Headlines might grab one’s attention, but it’s important to consider the situation. Keep in mind that while rates at the end of the third quarter of 2010 fell to recent record lows, in October 2008 they were at 10-year highs.
3. Funded status needs to be viewed on an individual plan basis.
There are a number of reasons to view the reports of increases and decreases of funded status with a grain of salt. In addition to the two key reasons above, it is equally important to recognize that most industry reports are based on the results of a subset of pension plan sponsors. Most of the time, a composite (e.g. the S&P 500) is used as a benchmark and the specifics of those plans can be very different from what other plan sponsors are experiencing.
Pensions should be managed on a case-by-case basis and according to the individual goals of the organization and the plan. Numerous factors should be considered, including whether or not a liability-driven investing (LDI) strategy is implemented, the historical contribution policy and the specific benefit payout timing. All of these can impact the funded status.
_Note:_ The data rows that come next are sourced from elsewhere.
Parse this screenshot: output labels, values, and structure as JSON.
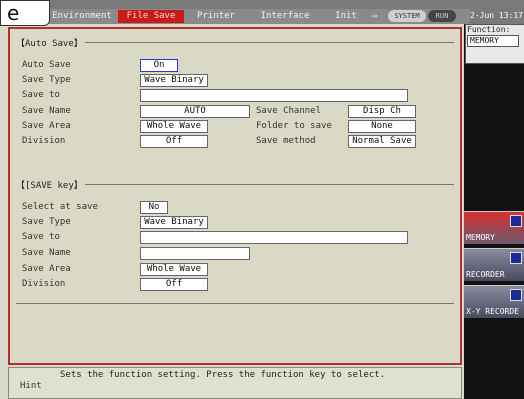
{
  "screen_title": "e",
  "tabs": [
    {
      "label": "Environment",
      "active": false
    },
    {
      "label": "File Save",
      "active": true
    },
    {
      "label": "Printer",
      "active": false
    },
    {
      "label": "Interface",
      "active": false
    },
    {
      "label": "Init",
      "active": false
    }
  ],
  "status": {
    "system_icon": "SYSTEM",
    "run_icon": "RUN",
    "datetime": "2-Jun 13:17:1"
  },
  "function_panel": {
    "label": "Function:",
    "value": "MEMORY",
    "keys": [
      {
        "label": "MEMORY",
        "icon": "memory-icon"
      },
      {
        "label": "RECORDER",
        "icon": "recorder-icon"
      },
      {
        "label": "X-Y RECORDE",
        "icon": "xy-recorder-icon"
      }
    ]
  },
  "auto_save": {
    "title": "【Auto Save】",
    "labels": {
      "auto_save": "Auto Save",
      "save_type": "Save Type",
      "save_to": "Save to",
      "save_name": "Save Name",
      "save_area": "Save Area",
      "division": "Division",
      "save_channel": "Save Channel",
      "folder_to_save": "Folder to save",
      "save_method": "Save method"
    },
    "values": {
      "auto_save": "On",
      "save_type": "Wave Binary",
      "save_to": "",
      "save_name": "AUTO",
      "save_area": "Whole Wave",
      "division": "Off",
      "save_channel": "Disp Ch",
      "folder_to_save": "None",
      "save_method": "Normal Save"
    }
  },
  "save_key": {
    "title": "【[SAVE key】",
    "labels": {
      "select_at_save": "Select at save",
      "save_type": "Save Type",
      "save_to": "Save to",
      "save_name": "Save Name",
      "save_area": "Save Area",
      "division": "Division"
    },
    "values": {
      "select_at_save": "No",
      "save_type": "Wave Binary",
      "save_to": "",
      "save_name": "",
      "save_area": "Whole Wave",
      "division": "Off"
    }
  },
  "hint": {
    "label": "Hint",
    "text": "Sets the function setting.  Press the function key to select."
  },
  "colors": {
    "active_tab": "#c81b1b",
    "panel_border": "#b03030",
    "selected_field_border": "#2a3ad0"
  }
}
In addition, it’s import to consider that asset allocations vary from plan to plan, and therefore so do market returns. Not all pension plans invest in alternatives, and of those that do, their total allocation in alternatives varies quite drastically from plan to plan. If a report includes a large portion of plan sponsors with any sort of similarity (e.g. very large plans, plans that have not implemented LDI strategies, plans with older populations, etc.), plan sponsors should consider that the funded status of the majority of these plans might vary significantly from their plans.
As a whole, most industry reports are based on the experience of plans that a large portion of other plans cannot necessarily relate to on a continuing basis. Before reacting, pension plan sponsors should take into account how their plan and organization compares to those used in any report.
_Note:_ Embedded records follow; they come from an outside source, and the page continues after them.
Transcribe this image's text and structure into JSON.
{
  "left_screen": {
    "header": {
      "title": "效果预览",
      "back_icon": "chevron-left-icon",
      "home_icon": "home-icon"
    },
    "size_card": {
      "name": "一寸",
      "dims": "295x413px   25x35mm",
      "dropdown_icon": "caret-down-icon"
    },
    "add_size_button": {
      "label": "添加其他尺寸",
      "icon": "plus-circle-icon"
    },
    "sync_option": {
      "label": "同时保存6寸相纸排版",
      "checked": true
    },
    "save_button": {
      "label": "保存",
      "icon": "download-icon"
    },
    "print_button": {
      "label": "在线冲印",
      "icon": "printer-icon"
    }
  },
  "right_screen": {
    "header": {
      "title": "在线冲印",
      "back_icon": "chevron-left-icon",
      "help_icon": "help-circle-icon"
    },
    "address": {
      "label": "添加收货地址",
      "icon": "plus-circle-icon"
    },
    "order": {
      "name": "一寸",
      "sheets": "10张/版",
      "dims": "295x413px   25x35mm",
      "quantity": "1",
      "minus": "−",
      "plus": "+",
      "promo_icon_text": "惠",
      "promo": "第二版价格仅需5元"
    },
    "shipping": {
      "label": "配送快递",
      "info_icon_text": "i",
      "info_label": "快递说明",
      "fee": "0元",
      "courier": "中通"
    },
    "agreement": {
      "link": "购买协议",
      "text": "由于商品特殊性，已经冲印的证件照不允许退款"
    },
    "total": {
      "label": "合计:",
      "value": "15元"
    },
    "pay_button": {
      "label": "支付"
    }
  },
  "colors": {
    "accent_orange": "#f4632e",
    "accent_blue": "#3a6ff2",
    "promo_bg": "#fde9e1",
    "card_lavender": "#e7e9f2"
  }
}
(Note: The SEI Pension Liability Index applies Citigroup Pension Liability Discount Curve spot rates to a benefit payment stream reflecting a mature defined benefit plan.)
Jonathan Waite, FSA, EA, is director for investment management advice and the lead actuary for SEI’s Institutional Group, which delivers ongoing advice regarding investment strategy, asset allocation, funding policy and plan design. His responsibilities focus on providing advice regarding asset allocation considerations, retirement benefit plan design, actuarial methods and assumptions, and funding policies for SEI’s corporate and multiemployer defined benefit relationships. He is widely recognized by the industry as an expert in the strategic elements of pension management.
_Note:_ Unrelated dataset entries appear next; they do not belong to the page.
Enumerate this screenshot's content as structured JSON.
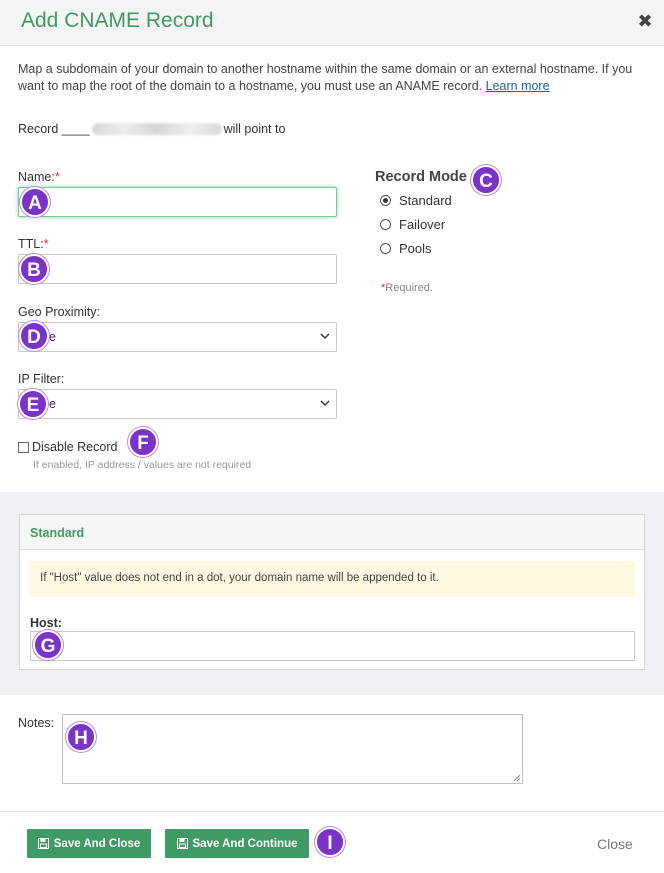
{
  "dialog": {
    "title": "Add CNAME Record",
    "description": "Map a subdomain of your domain to another hostname within the same domain or an external hostname. If you want to map the root of the domain to a hostname, you must use an ANAME record.",
    "learn_more": "Learn more",
    "record_prefix": "Record ____",
    "record_suffix": "will point to"
  },
  "fields": {
    "name_label": "Name:",
    "ttl_label": "TTL:",
    "required_star": "*",
    "geo_label": "Geo Proximity:",
    "geo_value": "e",
    "ip_filter_label": "IP Filter:",
    "ip_filter_value": "e",
    "disable_label": "Disable Record",
    "disable_hint": "If enabled, IP address / values are not required"
  },
  "record_mode": {
    "title": "Record Mode",
    "options": [
      "Standard",
      "Failover",
      "Pools"
    ],
    "selected": "Standard",
    "required_note": "Required."
  },
  "standard_panel": {
    "title": "Standard",
    "warning": "If \"Host\" value does not end in a dot, your domain name will be appended to it.",
    "host_label": "Host:"
  },
  "notes": {
    "label": "Notes:"
  },
  "footer": {
    "save_close": "Save And Close",
    "save_continue": "Save And Continue",
    "close": "Close"
  },
  "badges": [
    "A",
    "B",
    "C",
    "D",
    "E",
    "F",
    "G",
    "H",
    "I"
  ],
  "colors": {
    "accent": "#3f9b63",
    "badge": "#7b32c9",
    "required": "#d9302c",
    "warning_bg": "#fcf8e1"
  }
}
This information is for educational purposes only. Not intended to be investment, legal and/or tax advice. Please consult your financial/tax advisor for more information. Information provided by SEI Investments Management Corp., a wholly owned subsidiary of SEI Investments Co.
© SEI 2010. Reposted with permission.
Market Volatility Leads to Broader View of Pension Risks, SHRM Online Benefits Discipline, March 2010
Pension Tension: Seven Critical Questions Facing Plan Sponsors, SHRM Online Benefits Discipline, August 2009
Liability-Driven Investing Strategies Proved Worth, SHRM Online Benefits Discipline, February 2009
Countering Pension Risk Myopia, SHRM Online Benefits Discipline, February 2009
SHRM Online Benefits Discipline